— Work item —
Write each entry out once more, please, precisely as shown.
Start of Exercise inputs
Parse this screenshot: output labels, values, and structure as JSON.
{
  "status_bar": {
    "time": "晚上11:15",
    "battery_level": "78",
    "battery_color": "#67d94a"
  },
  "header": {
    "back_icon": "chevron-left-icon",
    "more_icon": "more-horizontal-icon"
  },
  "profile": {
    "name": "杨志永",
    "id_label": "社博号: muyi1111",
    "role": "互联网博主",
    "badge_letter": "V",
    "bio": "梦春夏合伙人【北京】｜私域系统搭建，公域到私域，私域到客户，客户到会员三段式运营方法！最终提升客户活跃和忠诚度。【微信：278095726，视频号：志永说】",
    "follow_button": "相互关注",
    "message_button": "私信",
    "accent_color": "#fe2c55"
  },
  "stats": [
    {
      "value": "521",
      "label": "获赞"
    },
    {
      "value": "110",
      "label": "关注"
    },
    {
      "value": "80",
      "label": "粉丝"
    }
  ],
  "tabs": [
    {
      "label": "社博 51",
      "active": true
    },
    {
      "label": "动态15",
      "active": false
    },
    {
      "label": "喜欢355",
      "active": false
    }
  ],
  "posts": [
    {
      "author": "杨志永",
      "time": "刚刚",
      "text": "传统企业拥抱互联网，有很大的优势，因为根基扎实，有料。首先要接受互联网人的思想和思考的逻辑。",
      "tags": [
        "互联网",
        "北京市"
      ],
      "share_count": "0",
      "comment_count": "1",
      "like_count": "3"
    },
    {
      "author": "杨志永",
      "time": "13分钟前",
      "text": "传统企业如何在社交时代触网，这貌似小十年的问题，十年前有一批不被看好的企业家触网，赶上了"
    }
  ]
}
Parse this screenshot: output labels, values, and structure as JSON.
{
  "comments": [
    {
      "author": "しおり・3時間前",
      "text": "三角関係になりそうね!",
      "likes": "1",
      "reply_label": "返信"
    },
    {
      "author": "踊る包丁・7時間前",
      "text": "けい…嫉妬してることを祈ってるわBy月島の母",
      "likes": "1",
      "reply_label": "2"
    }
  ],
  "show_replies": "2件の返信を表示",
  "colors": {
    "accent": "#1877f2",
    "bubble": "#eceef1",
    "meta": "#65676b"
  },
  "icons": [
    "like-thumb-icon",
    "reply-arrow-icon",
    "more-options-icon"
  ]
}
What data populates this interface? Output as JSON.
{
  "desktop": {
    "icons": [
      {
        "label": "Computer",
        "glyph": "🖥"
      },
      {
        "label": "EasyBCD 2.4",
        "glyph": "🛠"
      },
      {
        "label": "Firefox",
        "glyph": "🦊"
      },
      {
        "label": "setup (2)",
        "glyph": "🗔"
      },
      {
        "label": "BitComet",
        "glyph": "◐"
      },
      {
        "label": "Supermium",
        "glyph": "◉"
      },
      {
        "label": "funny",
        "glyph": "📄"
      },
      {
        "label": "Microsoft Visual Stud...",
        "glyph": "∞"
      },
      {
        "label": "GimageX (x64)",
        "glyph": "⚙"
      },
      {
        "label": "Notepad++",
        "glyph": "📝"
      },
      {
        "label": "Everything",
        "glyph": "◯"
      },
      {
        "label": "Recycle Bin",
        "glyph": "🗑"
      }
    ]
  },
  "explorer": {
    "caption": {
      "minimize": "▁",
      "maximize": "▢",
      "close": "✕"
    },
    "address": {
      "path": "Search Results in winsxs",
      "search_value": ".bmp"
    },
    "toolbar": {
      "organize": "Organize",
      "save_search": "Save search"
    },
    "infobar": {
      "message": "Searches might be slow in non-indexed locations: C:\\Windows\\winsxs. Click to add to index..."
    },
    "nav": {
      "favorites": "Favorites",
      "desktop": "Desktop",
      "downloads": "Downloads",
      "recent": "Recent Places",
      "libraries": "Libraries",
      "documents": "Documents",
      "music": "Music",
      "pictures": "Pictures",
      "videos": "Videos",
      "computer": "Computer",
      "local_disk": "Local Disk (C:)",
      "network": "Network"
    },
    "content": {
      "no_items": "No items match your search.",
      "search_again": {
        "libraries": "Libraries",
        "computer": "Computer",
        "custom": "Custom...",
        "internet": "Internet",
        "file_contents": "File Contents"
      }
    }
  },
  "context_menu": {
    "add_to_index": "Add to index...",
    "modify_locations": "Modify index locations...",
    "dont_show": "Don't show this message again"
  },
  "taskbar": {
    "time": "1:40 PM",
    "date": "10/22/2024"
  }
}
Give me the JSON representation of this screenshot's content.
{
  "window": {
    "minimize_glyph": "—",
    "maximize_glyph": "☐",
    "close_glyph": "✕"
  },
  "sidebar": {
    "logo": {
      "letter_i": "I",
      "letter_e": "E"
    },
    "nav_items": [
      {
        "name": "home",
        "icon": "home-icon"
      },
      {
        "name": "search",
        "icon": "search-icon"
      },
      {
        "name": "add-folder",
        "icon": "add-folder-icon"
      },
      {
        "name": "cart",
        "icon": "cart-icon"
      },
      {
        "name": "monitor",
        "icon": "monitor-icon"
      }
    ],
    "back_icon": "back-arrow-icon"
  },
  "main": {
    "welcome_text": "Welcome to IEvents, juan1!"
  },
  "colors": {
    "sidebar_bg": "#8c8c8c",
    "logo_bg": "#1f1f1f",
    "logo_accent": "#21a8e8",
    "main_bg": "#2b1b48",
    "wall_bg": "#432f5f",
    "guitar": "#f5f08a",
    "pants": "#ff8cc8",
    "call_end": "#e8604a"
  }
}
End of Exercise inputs
— Response area —
Parse this screenshot: output labels, values, and structure as JSON.
{
  "status_bar": {
    "time": "晚上11:15",
    "battery_level": "78",
    "battery_color": "#67d94a"
  },
  "header": {
    "back_icon": "chevron-left-icon",
    "more_icon": "more-horizontal-icon"
  },
  "profile": {
    "name": "杨志永",
    "id_label": "社博号: muyi1111",
    "role": "互联网博主",
    "badge_letter": "V",
    "bio": "梦春夏合伙人【北京】｜私域系统搭建，公域到私域，私域到客户，客户到会员三段式运营方法！最终提升客户活跃和忠诚度。【微信：278095726，视频号：志永说】",
    "follow_button": "相互关注",
    "message_button": "私信",
    "accent_color": "#fe2c55"
  },
  "stats": [
    {
      "value": "521",
      "label": "获赞"
    },
    {
      "value": "110",
      "label": "关注"
    },
    {
      "value": "80",
      "label": "粉丝"
    }
  ],
  "tabs": [
    {
      "label": "社博 51",
      "active": true
    },
    {
      "label": "动态15",
      "active": false
    },
    {
      "label": "喜欢355",
      "active": false
    }
  ],
  "posts": [
    {
      "author": "杨志永",
      "time": "刚刚",
      "text": "传统企业拥抱互联网，有很大的优势，因为根基扎实，有料。首先要接受互联网人的思想和思考的逻辑。",
      "tags": [
        "互联网",
        "北京市"
      ],
      "share_count": "0",
      "comment_count": "1",
      "like_count": "3"
    },
    {
      "author": "杨志永",
      "time": "13分钟前",
      "text": "传统企业如何在社交时代触网，这貌似小十年的问题，十年前有一批不被看好的企业家触网，赶上了"
    }
  ]
}
Parse this screenshot: output labels, values, and structure as JSON.
{
  "comments": [
    {
      "author": "しおり・3時間前",
      "text": "三角関係になりそうね!",
      "likes": "1",
      "reply_label": "返信"
    },
    {
      "author": "踊る包丁・7時間前",
      "text": "けい…嫉妬してることを祈ってるわBy月島の母",
      "likes": "1",
      "reply_label": "2"
    }
  ],
  "show_replies": "2件の返信を表示",
  "colors": {
    "accent": "#1877f2",
    "bubble": "#eceef1",
    "meta": "#65676b"
  },
  "icons": [
    "like-thumb-icon",
    "reply-arrow-icon",
    "more-options-icon"
  ]
}
What data populates this interface? Output as JSON.
{
  "desktop": {
    "icons": [
      {
        "label": "Computer",
        "glyph": "🖥"
      },
      {
        "label": "EasyBCD 2.4",
        "glyph": "🛠"
      },
      {
        "label": "Firefox",
        "glyph": "🦊"
      },
      {
        "label": "setup (2)",
        "glyph": "🗔"
      },
      {
        "label": "BitComet",
        "glyph": "◐"
      },
      {
        "label": "Supermium",
        "glyph": "◉"
      },
      {
        "label": "funny",
        "glyph": "📄"
      },
      {
        "label": "Microsoft Visual Stud...",
        "glyph": "∞"
      },
      {
        "label": "GimageX (x64)",
        "glyph": "⚙"
      },
      {
        "label": "Notepad++",
        "glyph": "📝"
      },
      {
        "label": "Everything",
        "glyph": "◯"
      },
      {
        "label": "Recycle Bin",
        "glyph": "🗑"
      }
    ]
  },
  "explorer": {
    "caption": {
      "minimize": "▁",
      "maximize": "▢",
      "close": "✕"
    },
    "address": {
      "path": "Search Results in winsxs",
      "search_value": ".bmp"
    },
    "toolbar": {
      "organize": "Organize",
      "save_search": "Save search"
    },
    "infobar": {
      "message": "Searches might be slow in non-indexed locations: C:\\Windows\\winsxs. Click to add to index..."
    },
    "nav": {
      "favorites": "Favorites",
      "desktop": "Desktop",
      "downloads": "Downloads",
      "recent": "Recent Places",
      "libraries": "Libraries",
      "documents": "Documents",
      "music": "Music",
      "pictures": "Pictures",
      "videos": "Videos",
      "computer": "Computer",
      "local_disk": "Local Disk (C:)",
      "network": "Network"
    },
    "content": {
      "no_items": "No items match your search.",
      "search_again": {
        "libraries": "Libraries",
        "computer": "Computer",
        "custom": "Custom...",
        "internet": "Internet",
        "file_contents": "File Contents"
      }
    }
  },
  "context_menu": {
    "add_to_index": "Add to index...",
    "modify_locations": "Modify index locations...",
    "dont_show": "Don't show this message again"
  },
  "taskbar": {
    "time": "1:40 PM",
    "date": "10/22/2024"
  }
}
Give me the JSON representation of this screenshot's content.
{
  "window": {
    "minimize_glyph": "—",
    "maximize_glyph": "☐",
    "close_glyph": "✕"
  },
  "sidebar": {
    "logo": {
      "letter_i": "I",
      "letter_e": "E"
    },
    "nav_items": [
      {
        "name": "home",
        "icon": "home-icon"
      },
      {
        "name": "search",
        "icon": "search-icon"
      },
      {
        "name": "add-folder",
        "icon": "add-folder-icon"
      },
      {
        "name": "cart",
        "icon": "cart-icon"
      },
      {
        "name": "monitor",
        "icon": "monitor-icon"
      }
    ],
    "back_icon": "back-arrow-icon"
  },
  "main": {
    "welcome_text": "Welcome to IEvents, juan1!"
  },
  "colors": {
    "sidebar_bg": "#8c8c8c",
    "logo_bg": "#1f1f1f",
    "logo_accent": "#21a8e8",
    "main_bg": "#2b1b48",
    "wall_bg": "#432f5f",
    "guitar": "#f5f08a",
    "pants": "#ff8cc8",
    "call_end": "#e8604a"
  }
}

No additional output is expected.